Now, I claim the dorm directors at the boarding school as my parents because they stuck with me through it all and they watched me grow into the mature, yet often fragile, young man I am. In high school I struggled with my self-image. I had bad acne, terrible posture, a goofy personality and I assumed every compliment was half-assed and ingenuine. I was black but I wasn’t athletic, I preformed musicals over football, I lived in rural Iowa, and I had white parents. It seemed everywhere I went, I wasn’t quite what people expected, and it seemed, I wasn’t want they wanted me to be. But, through all the bullying and sociocultural disparities I endured in middle/high school I managed to find my passion, working with technology.

I dove in and tried to learn as much as I possibly could. When I was 17, I graduated high school, started college and, within a month,I was a certified Apple Mac Technician and I was working with both Apple and the Iowa State University IT department to service machines for both students and faculty. It wasn’t until that job that I learned that I find greater satisfaction in fixing things than creating them and I love to see people smile and feel relief in knowing their problems have been solved. After a year and a half at Iowa State University, I learned the functional skills to take my skillset elsewhere, I started to work at a local Apple Store as a Technical Specialist. I received accolade after accolade surrounding my performance, technical expertise, and overall customer satisfaction. After 5 short months I was promoted to Technical Expert, I highly sought-after position on the journey to the Genius position. I beat out employees that’ve worked for nearly three times longer than my current tenure. But when I got the position, I felt an overwhelming feeling of guilt and my confidence took a turn for the worse.

I kept thinking “do I really deserve this?” and “I’m only 19, am I too young to hold this position?” and “people don’t think I know my stuff, so maybe I don’t”. I let my age and lack of “life experience” cloud the amazing and impactful work I was doing. I felt like a fraud, an imposter. Regardless of how hard I worked I still felt like I wasn’t the person everyone thought I was, I couldn’t possibly live up to the standard that everyone around me has set and expected of me. I left Apple right before the start of this academic year and I am more confident than ever. I work for a company and I am for-hire Apple specialized tech support for businesses and residential clients. I work on a daily basis with business owners and corporation executives to tackle and advise on some of the biggest decisions and challenges businesses face. I’ve started to pursue modeling and portrait photography as my side passion because I am finally acknowledging that maybe, even though I may not be Michael B. Jordan, I’m kind of photogenic and people don’t think I’m ugly. I work with the Des Moines Public School District and the ISU4U Promise program as a weekly mentor to youth who grew up in my same neighborhood.

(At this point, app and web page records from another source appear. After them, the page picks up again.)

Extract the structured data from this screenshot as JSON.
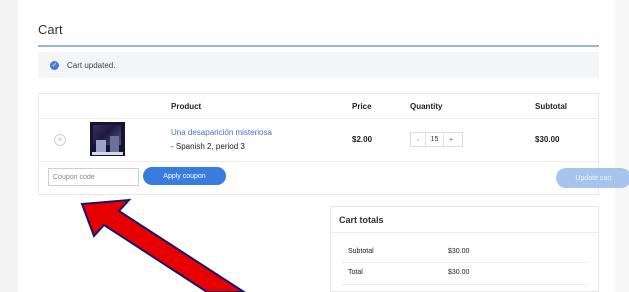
{
  "page": {
    "title": "Cart"
  },
  "notice": {
    "icon": "check-circle-icon",
    "text": "Cart updated."
  },
  "table": {
    "headers": {
      "product": "Product",
      "price": "Price",
      "quantity": "Quantity",
      "subtotal": "Subtotal"
    },
    "items": [
      {
        "remove_symbol": "×",
        "thumbnail_icon": "book-cover-image",
        "name": "Una desaparición misteriosa",
        "variant": "- Spanish 2, period 3",
        "price": "$2.00",
        "quantity": {
          "minus": "-",
          "value": "15",
          "plus": "+"
        },
        "subtotal": "$30.00"
      }
    ]
  },
  "actions": {
    "coupon_placeholder": "Coupon code",
    "apply_label": "Apply coupon",
    "update_label": "Update cart"
  },
  "totals": {
    "title": "Cart totals",
    "subtotal_label": "Subtotal",
    "subtotal_value": "$30.00",
    "total_label": "Total",
    "total_value": "$30.00"
  },
  "colors": {
    "accent": "#3a7be0",
    "link": "#4a70d6",
    "annotation_arrow": "#e60000"
  }
}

Regardless of the root cause, imposter syndrome is something that everyone in their lifetime will encounter but just remember positive reinforcement is the key to battling it. With that, I now know that I am smart enough to be working closely with CEOs and other executives. I am worthy of love and the influential people who surround themselves with me. I am confident in my appearance. I am even greater than I could ever fathom. I will keep moving forward and I absolutely deserve to be happy, confident, and proud of my accomplishments at any stage in my life.

In My Words     Ivy College of Business, Black/African American, Imposter Syndrome